> [Task goal]: Please return every line of the records below that contains the word "WordPress".

> [Extracted records]:

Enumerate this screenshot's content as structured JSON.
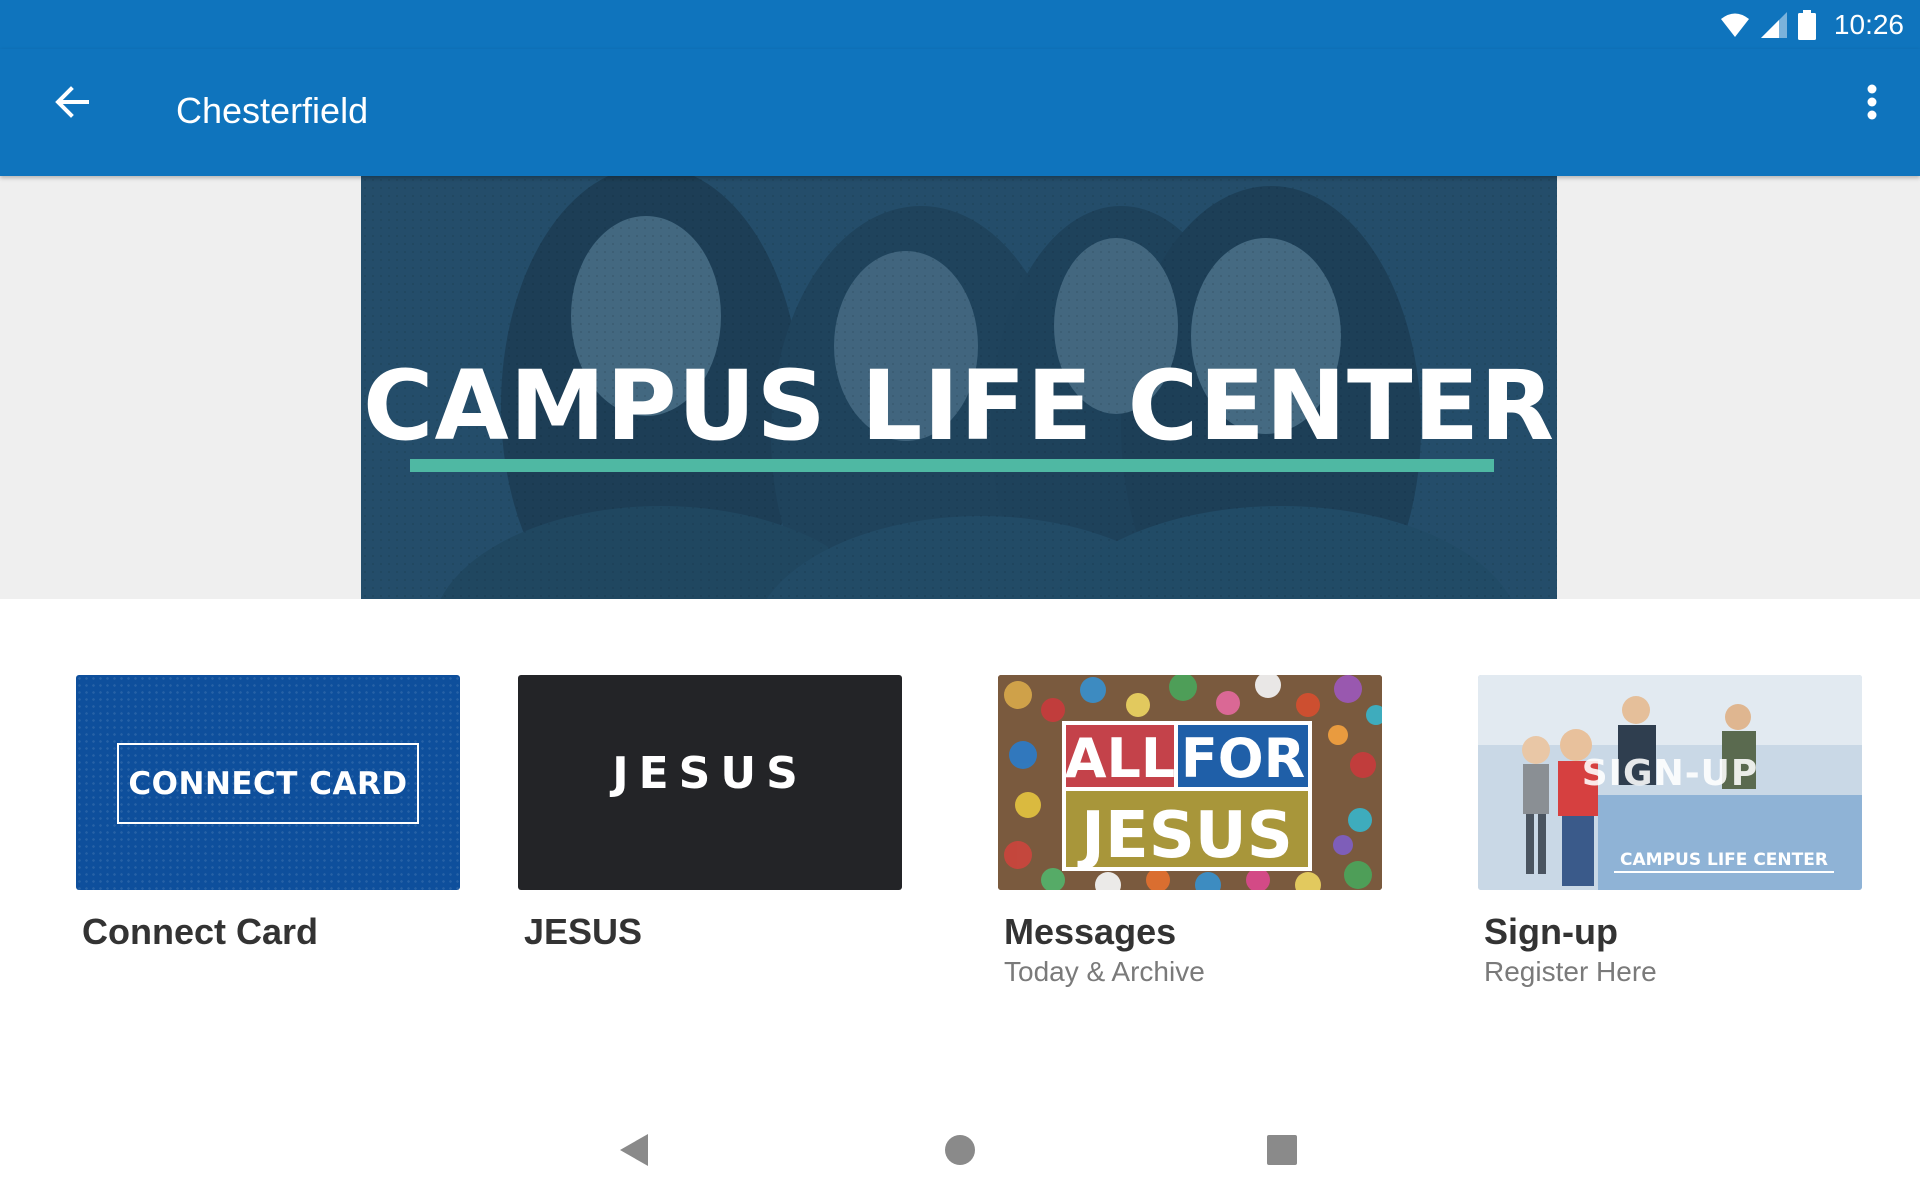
{
  "status_bar": {
    "time": "10:26",
    "icons": [
      "wifi-icon",
      "cell-signal-icon",
      "battery-icon"
    ]
  },
  "app_bar": {
    "title": "Chesterfield",
    "back_icon": "arrow-left-icon",
    "menu_icon": "more-vert-icon",
    "background": "#0f74bd"
  },
  "hero": {
    "title": "CAMPUS LIFE CENTER",
    "accent_color": "#4fb8a3"
  },
  "tiles": [
    {
      "title": "Connect Card",
      "subtitle": "",
      "thumb_text": "CONNECT CARD"
    },
    {
      "title": "JESUS",
      "subtitle": "",
      "thumb_text": "JESUS"
    },
    {
      "title": "Messages",
      "subtitle": "Today & Archive",
      "thumb_text_top": "ALL",
      "thumb_text_mid": "FOR",
      "thumb_text_bottom": "JESUS"
    },
    {
      "title": "Sign-up",
      "subtitle": "Register Here",
      "thumb_text": "SIGN-UP",
      "thumb_caption": "CAMPUS LIFE CENTER"
    }
  ],
  "nav_bar": {
    "icons": [
      "nav-back-icon",
      "nav-home-icon",
      "nav-recents-icon"
    ]
  }
}
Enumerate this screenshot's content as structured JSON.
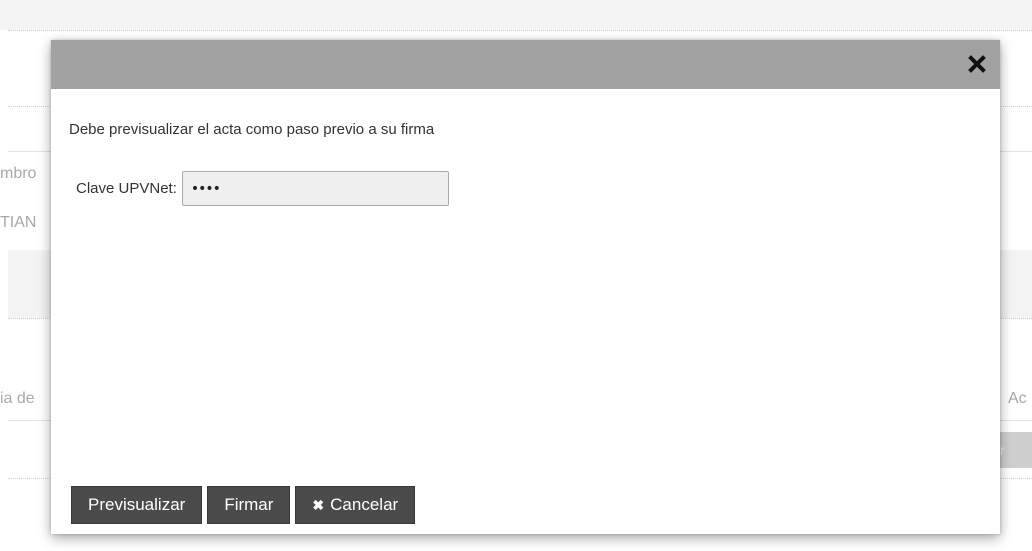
{
  "background": {
    "left_fragments": [
      "mbro",
      "TIAN",
      "ia de"
    ],
    "right_fragment": "Ac",
    "side_button_glyph": "r"
  },
  "modal": {
    "close_icon": "close-icon",
    "message": "Debe previsualizar el acta como paso previo a su firma",
    "password": {
      "label": "Clave UPVNet:",
      "value": "••••"
    },
    "buttons": {
      "preview_label": "Previsualizar",
      "sign_label": "Firmar",
      "cancel_label": "Cancelar",
      "cancel_icon": "close-icon"
    }
  },
  "colors": {
    "titlebar": "#a2a2a2",
    "button_bg": "#4b4b4b",
    "button_text": "#ffffff",
    "input_bg": "#efefef"
  }
}
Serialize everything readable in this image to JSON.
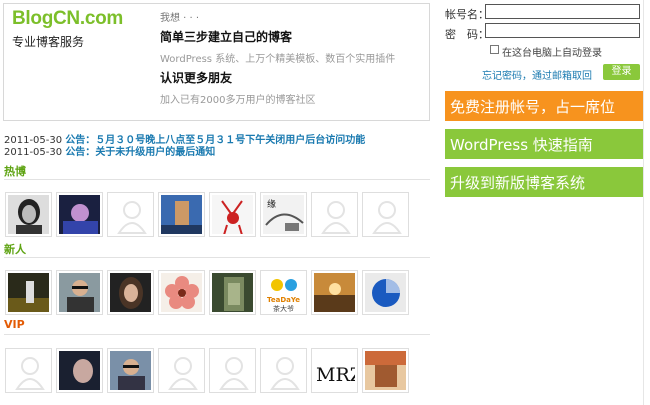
{
  "promo": {
    "logo": "BlogCN.com",
    "slogan": "专业博客服务",
    "woxiang": "我想 · · ·",
    "step1_title": "简单三步建立自己的博客",
    "step1_desc": "WordPress 系统、上万个精美模板、数百个实用插件",
    "step2_title": "认识更多朋友",
    "step2_desc": "加入已有2000多万用户的博客社区"
  },
  "news": [
    {
      "date": "2011-05-30",
      "tag": "公告：",
      "title": "５月３０号晚上八点至５月３１号下午关闭用户后台访问功能"
    },
    {
      "date": "2011-05-30",
      "tag": "公告：",
      "title": "关于未升级用户的最后通知"
    }
  ],
  "sections": {
    "hot": "热博",
    "new": "新人",
    "vip": "VIP"
  },
  "login": {
    "username_label": "帐号名：",
    "password_label": "密　码：",
    "username_value": "",
    "password_value": "",
    "auto_login_label": "在这台电脑上自动登录",
    "forgot_link": "忘记密码，通过邮箱取回",
    "login_button": "登录"
  },
  "actions": [
    {
      "label": "免费注册帐号，占一席位",
      "color": "#f7931e"
    },
    {
      "label": "WordPress 快速指南",
      "color": "#8ac83b"
    },
    {
      "label": "升级到新版博客系统",
      "color": "#8ac83b"
    }
  ],
  "avatars": {
    "hot": [
      "photo",
      "photo",
      "placeholder",
      "photo",
      "photo",
      "photo",
      "placeholder",
      "placeholder"
    ],
    "new": [
      "photo",
      "photo",
      "photo",
      "photo",
      "photo",
      "photo",
      "photo",
      "photo"
    ],
    "vip": [
      "placeholder",
      "photo",
      "photo",
      "placeholder",
      "placeholder",
      "placeholder",
      "photo",
      "photo"
    ]
  },
  "new_row_logo_text": {
    "line1": "TeaDaYe",
    "line2": "茶大爷"
  },
  "vip_row_art_text": "MRZ"
}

> [Response below]:
    "step1_desc": "WordPress 系统、上万个精美模板、数百个实用插件",
      "label": "WordPress 快速指南",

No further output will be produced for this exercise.